What the exercise asks >>
With the pictures left out, output the records below exactly.

Entries shown >>
###
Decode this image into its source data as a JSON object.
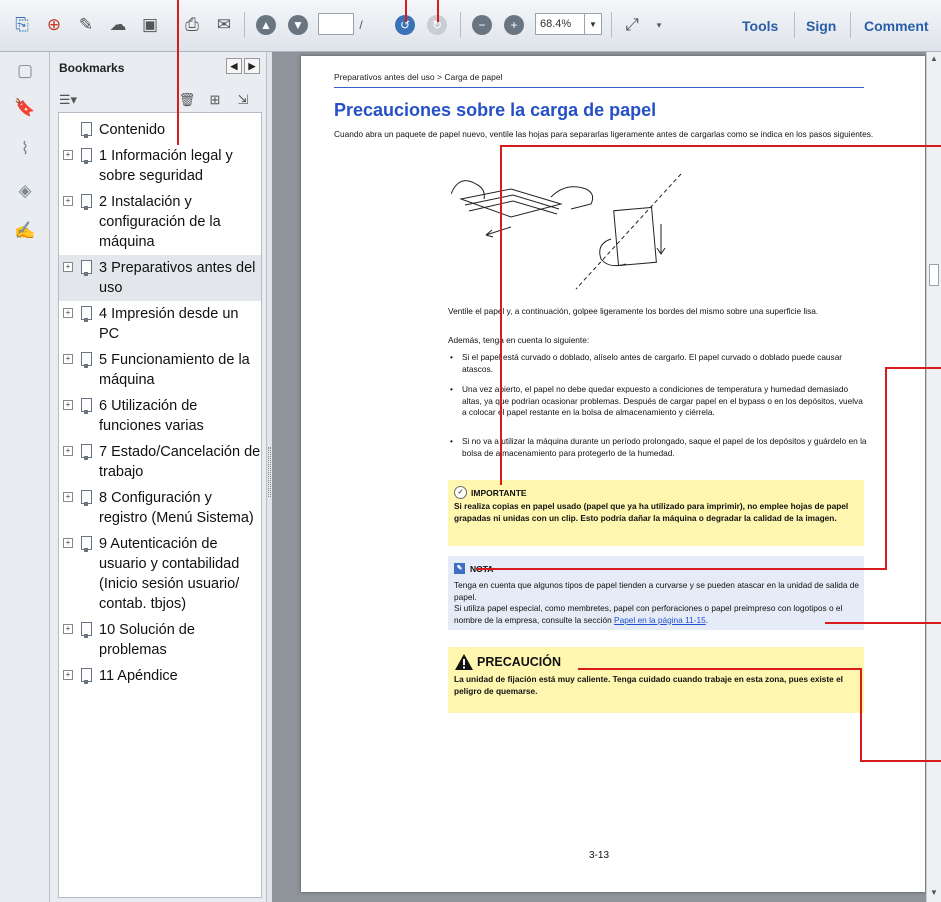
{
  "toolbar": {
    "page_current": "",
    "page_separator": "/",
    "page_total": "",
    "zoom": "68.4%",
    "tools_label": "Tools",
    "sign_label": "Sign",
    "comment_label": "Comment"
  },
  "bookmarks": {
    "title": "Bookmarks",
    "items": [
      {
        "label": "Contenido",
        "expandable": false,
        "selected": false
      },
      {
        "label": "1 Información legal y sobre seguridad",
        "expandable": true,
        "selected": false
      },
      {
        "label": "2 Instalación y configuración de la máquina",
        "expandable": true,
        "selected": false
      },
      {
        "label": "3 Preparativos antes del uso",
        "expandable": true,
        "selected": true
      },
      {
        "label": "4 Impresión desde un PC",
        "expandable": true,
        "selected": false
      },
      {
        "label": "5 Funcionamiento de la máquina",
        "expandable": true,
        "selected": false
      },
      {
        "label": "6 Utilización de funciones varias",
        "expandable": true,
        "selected": false
      },
      {
        "label": "7 Estado/Cancelación de trabajo",
        "expandable": true,
        "selected": false
      },
      {
        "label": "8 Configuración y registro (Menú Sistema)",
        "expandable": true,
        "selected": false
      },
      {
        "label": "9 Autenticación de usuario y contabilidad (Inicio sesión usuario/ contab. tbjos)",
        "expandable": true,
        "selected": false
      },
      {
        "label": "10 Solución de problemas",
        "expandable": true,
        "selected": false
      },
      {
        "label": "11 Apéndice",
        "expandable": true,
        "selected": false
      }
    ]
  },
  "document": {
    "breadcrumb": "Preparativos antes del uso > Carga de papel",
    "title": "Precauciones sobre la carga de papel",
    "intro": "Cuando abra un paquete de papel nuevo, ventile las hojas para separarlas ligeramente antes de cargarlas como se indica en los pasos siguientes.",
    "para1": "Ventile el papel y, a continuación, golpee ligeramente los bordes del mismo sobre una superficie lisa.",
    "para2": "Además, tenga en cuenta lo siguiente:",
    "bullet1": "Si el papel está curvado o doblado, alíselo antes de cargarlo. El papel curvado o doblado puede causar atascos.",
    "bullet2": "Una vez abierto, el papel no debe quedar expuesto a condiciones de temperatura y humedad demasiado altas, ya que podrían ocasionar problemas. Después de cargar papel en el bypass o en los depósitos, vuelva a colocar el papel restante en la bolsa de almacenamiento y ciérrela.",
    "bullet3": "Si no va a utilizar la máquina durante un período prolongado, saque el papel de los depósitos y guárdelo en la bolsa de almacenamiento para protegerlo de la humedad.",
    "important_title": "IMPORTANTE",
    "important_body": "Si realiza copias en papel usado (papel que ya ha utilizado para imprimir), no emplee hojas de papel grapadas ni unidas con un clip. Esto podría dañar la máquina o degradar la calidad de la imagen.",
    "note_title": "NOTA",
    "note_body1": "Tenga en cuenta que algunos tipos de papel tienden a curvarse y se pueden atascar en la unidad de salida de papel.",
    "note_body2": "Si utiliza papel especial, como membretes, papel con perforaciones o papel preimpreso con logotipos o el nombre de la empresa, consulte la sección",
    "note_link": "Papel en la página 11-15",
    "note_end": ".",
    "caution_title": "PRECAUCIÓN",
    "caution_body": "La unidad de fijación está muy caliente. Tenga cuidado cuando trabaje en esta zona, pues existe el peligro de quemarse.",
    "page_number": "3-13"
  },
  "colors": {
    "title_blue": "#2650c8",
    "callout_red": "#d61c1c",
    "important_bg": "#fff7b0",
    "note_bg": "#e6ecf7"
  }
}
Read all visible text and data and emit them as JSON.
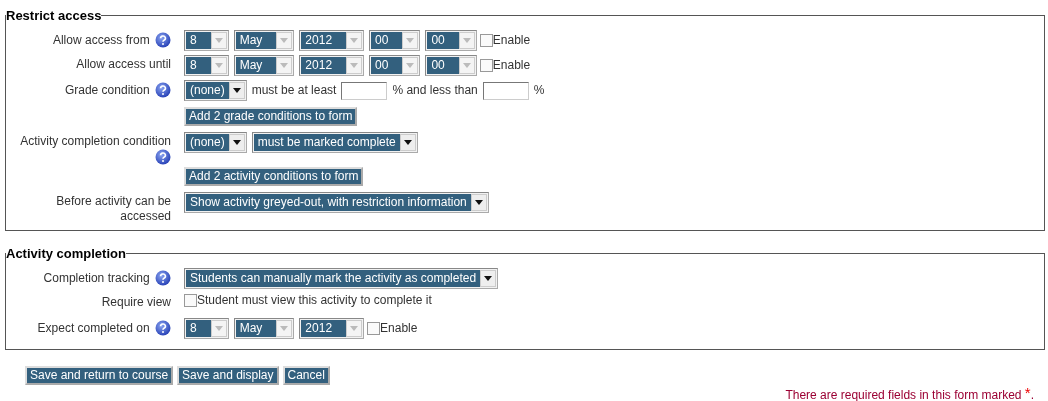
{
  "sections": [
    {
      "legend": "Restrict access",
      "rows": [
        {
          "label": "Allow access from",
          "help": true,
          "controls": [
            {
              "kind": "select",
              "value": "8",
              "disabled": true
            },
            {
              "kind": "select",
              "value": "May",
              "disabled": true
            },
            {
              "kind": "select",
              "value": "2012",
              "disabled": true
            },
            {
              "kind": "select",
              "value": "00",
              "disabled": true
            },
            {
              "kind": "select",
              "value": "00",
              "disabled": true
            },
            {
              "kind": "checkbox",
              "label": "Enable",
              "checked": false
            }
          ]
        },
        {
          "label": "Allow access until",
          "help": false,
          "controls": [
            {
              "kind": "select",
              "value": "8",
              "disabled": true
            },
            {
              "kind": "select",
              "value": "May",
              "disabled": true
            },
            {
              "kind": "select",
              "value": "2012",
              "disabled": true
            },
            {
              "kind": "select",
              "value": "00",
              "disabled": true
            },
            {
              "kind": "select",
              "value": "00",
              "disabled": true
            },
            {
              "kind": "checkbox",
              "label": "Enable",
              "checked": false
            }
          ]
        },
        {
          "label": "Grade condition",
          "help": true,
          "controls": [
            {
              "kind": "select",
              "value": "(none)",
              "disabled": false
            },
            {
              "kind": "text",
              "text": "must be at least"
            },
            {
              "kind": "input"
            },
            {
              "kind": "text",
              "text": "% and less than"
            },
            {
              "kind": "input"
            },
            {
              "kind": "text",
              "text": "%"
            }
          ]
        },
        {
          "controls": [
            {
              "kind": "button",
              "label": "Add 2 grade conditions to form"
            }
          ]
        },
        {
          "label": "Activity completion condition",
          "help": true,
          "controls": [
            {
              "kind": "select",
              "value": "(none)",
              "disabled": false
            },
            {
              "kind": "select",
              "value": "must be marked complete",
              "disabled": false
            }
          ]
        },
        {
          "controls": [
            {
              "kind": "button",
              "label": "Add 2 activity conditions to form"
            }
          ]
        },
        {
          "label": "Before activity can be accessed",
          "help": false,
          "controls": [
            {
              "kind": "select",
              "value": "Show activity greyed-out, with restriction information",
              "disabled": false
            }
          ]
        }
      ]
    },
    {
      "legend": "Activity completion",
      "rows": [
        {
          "label": "Completion tracking",
          "help": true,
          "controls": [
            {
              "kind": "select",
              "value": "Students can manually mark the activity as completed",
              "disabled": false
            }
          ]
        },
        {
          "label": "Require view",
          "help": false,
          "controls": [
            {
              "kind": "checkbox",
              "label": "Student must view this activity to complete it",
              "checked": false
            }
          ]
        },
        {
          "label": "Expect completed on",
          "help": true,
          "controls": [
            {
              "kind": "select",
              "value": "8",
              "disabled": true
            },
            {
              "kind": "select",
              "value": "May",
              "disabled": true
            },
            {
              "kind": "select",
              "value": "2012",
              "disabled": true
            },
            {
              "kind": "checkbox",
              "label": "Enable",
              "checked": false
            }
          ]
        }
      ]
    }
  ],
  "buttons": [
    "Save and return to course",
    "Save and display",
    "Cancel"
  ],
  "required_note": {
    "text": "There are required fields in this form marked",
    "mark": "*",
    "end": "."
  }
}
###
Answer space >>
Decode this image into its source data as a JSON object.
{
  "toolbar": {
    "page_current": "",
    "page_separator": "/",
    "page_total": "",
    "zoom": "68.4%",
    "tools_label": "Tools",
    "sign_label": "Sign",
    "comment_label": "Comment"
  },
  "bookmarks": {
    "title": "Bookmarks",
    "items": [
      {
        "label": "Contenido",
        "expandable": false,
        "selected": false
      },
      {
        "label": "1 Información legal y sobre seguridad",
        "expandable": true,
        "selected": false
      },
      {
        "label": "2 Instalación y configuración de la máquina",
        "expandable": true,
        "selected": false
      },
      {
        "label": "3 Preparativos antes del uso",
        "expandable": true,
        "selected": true
      },
      {
        "label": "4 Impresión desde un PC",
        "expandable": true,
        "selected": false
      },
      {
        "label": "5 Funcionamiento de la máquina",
        "expandable": true,
        "selected": false
      },
      {
        "label": "6 Utilización de funciones varias",
        "expandable": true,
        "selected": false
      },
      {
        "label": "7 Estado/Cancelación de trabajo",
        "expandable": true,
        "selected": false
      },
      {
        "label": "8 Configuración y registro (Menú Sistema)",
        "expandable": true,
        "selected": false
      },
      {
        "label": "9 Autenticación de usuario y contabilidad (Inicio sesión usuario/ contab. tbjos)",
        "expandable": true,
        "selected": false
      },
      {
        "label": "10 Solución de problemas",
        "expandable": true,
        "selected": false
      },
      {
        "label": "11 Apéndice",
        "expandable": true,
        "selected": false
      }
    ]
  },
  "document": {
    "breadcrumb": "Preparativos antes del uso > Carga de papel",
    "title": "Precauciones sobre la carga de papel",
    "intro": "Cuando abra un paquete de papel nuevo, ventile las hojas para separarlas ligeramente antes de cargarlas como se indica en los pasos siguientes.",
    "para1": "Ventile el papel y, a continuación, golpee ligeramente los bordes del mismo sobre una superficie lisa.",
    "para2": "Además, tenga en cuenta lo siguiente:",
    "bullet1": "Si el papel está curvado o doblado, alíselo antes de cargarlo. El papel curvado o doblado puede causar atascos.",
    "bullet2": "Una vez abierto, el papel no debe quedar expuesto a condiciones de temperatura y humedad demasiado altas, ya que podrían ocasionar problemas. Después de cargar papel en el bypass o en los depósitos, vuelva a colocar el papel restante en la bolsa de almacenamiento y ciérrela.",
    "bullet3": "Si no va a utilizar la máquina durante un período prolongado, saque el papel de los depósitos y guárdelo en la bolsa de almacenamiento para protegerlo de la humedad.",
    "important_title": "IMPORTANTE",
    "important_body": "Si realiza copias en papel usado (papel que ya ha utilizado para imprimir), no emplee hojas de papel grapadas ni unidas con un clip. Esto podría dañar la máquina o degradar la calidad de la imagen.",
    "note_title": "NOTA",
    "note_body1": "Tenga en cuenta que algunos tipos de papel tienden a curvarse y se pueden atascar en la unidad de salida de papel.",
    "note_body2": "Si utiliza papel especial, como membretes, papel con perforaciones o papel preimpreso con logotipos o el nombre de la empresa, consulte la sección",
    "note_link": "Papel en la página 11-15",
    "note_end": ".",
    "caution_title": "PRECAUCIÓN",
    "caution_body": "La unidad de fijación está muy caliente. Tenga cuidado cuando trabaje en esta zona, pues existe el peligro de quemarse.",
    "page_number": "3-13"
  },
  "colors": {
    "title_blue": "#2650c8",
    "callout_red": "#d61c1c",
    "important_bg": "#fff7b0",
    "note_bg": "#e6ecf7"
  }
}
Read all visible text and data and emit them as JSON.
{
  "sections": [
    {
      "legend": "Restrict access",
      "rows": [
        {
          "label": "Allow access from",
          "help": true,
          "controls": [
            {
              "kind": "select",
              "value": "8",
              "disabled": true
            },
            {
              "kind": "select",
              "value": "May",
              "disabled": true
            },
            {
              "kind": "select",
              "value": "2012",
              "disabled": true
            },
            {
              "kind": "select",
              "value": "00",
              "disabled": true
            },
            {
              "kind": "select",
              "value": "00",
              "disabled": true
            },
            {
              "kind": "checkbox",
              "label": "Enable",
              "checked": false
            }
          ]
        },
        {
          "label": "Allow access until",
          "help": false,
          "controls": [
            {
              "kind": "select",
              "value": "8",
              "disabled": true
            },
            {
              "kind": "select",
              "value": "May",
              "disabled": true
            },
            {
              "kind": "select",
              "value": "2012",
              "disabled": true
            },
            {
              "kind": "select",
              "value": "00",
              "disabled": true
            },
            {
              "kind": "select",
              "value": "00",
              "disabled": true
            },
            {
              "kind": "checkbox",
              "label": "Enable",
              "checked": false
            }
          ]
        },
        {
          "label": "Grade condition",
          "help": true,
          "controls": [
            {
              "kind": "select",
              "value": "(none)",
              "disabled": false
            },
            {
              "kind": "text",
              "text": "must be at least"
            },
            {
              "kind": "input"
            },
            {
              "kind": "text",
              "text": "% and less than"
            },
            {
              "kind": "input"
            },
            {
              "kind": "text",
              "text": "%"
            }
          ]
        },
        {
          "controls": [
            {
              "kind": "button",
              "label": "Add 2 grade conditions to form"
            }
          ]
        },
        {
          "label": "Activity completion condition",
          "help": true,
          "controls": [
            {
              "kind": "select",
              "value": "(none)",
              "disabled": false
            },
            {
              "kind": "select",
              "value": "must be marked complete",
              "disabled": false
            }
          ]
        },
        {
          "controls": [
            {
              "kind": "button",
              "label": "Add 2 activity conditions to form"
            }
          ]
        },
        {
          "label": "Before activity can be accessed",
          "help": false,
          "controls": [
            {
              "kind": "select",
              "value": "Show activity greyed-out, with restriction information",
              "disabled": false
            }
          ]
        }
      ]
    },
    {
      "legend": "Activity completion",
      "rows": [
        {
          "label": "Completion tracking",
          "help": true,
          "controls": [
            {
              "kind": "select",
              "value": "Students can manually mark the activity as completed",
              "disabled": false
            }
          ]
        },
        {
          "label": "Require view",
          "help": false,
          "controls": [
            {
              "kind": "checkbox",
              "label": "Student must view this activity to complete it",
              "checked": false
            }
          ]
        },
        {
          "label": "Expect completed on",
          "help": true,
          "controls": [
            {
              "kind": "select",
              "value": "8",
              "disabled": true
            },
            {
              "kind": "select",
              "value": "May",
              "disabled": true
            },
            {
              "kind": "select",
              "value": "2012",
              "disabled": true
            },
            {
              "kind": "checkbox",
              "label": "Enable",
              "checked": false
            }
          ]
        }
      ]
    }
  ],
  "buttons": [
    "Save and return to course",
    "Save and display",
    "Cancel"
  ],
  "required_note": {
    "text": "There are required fields in this form marked",
    "mark": "*",
    "end": "."
  }
}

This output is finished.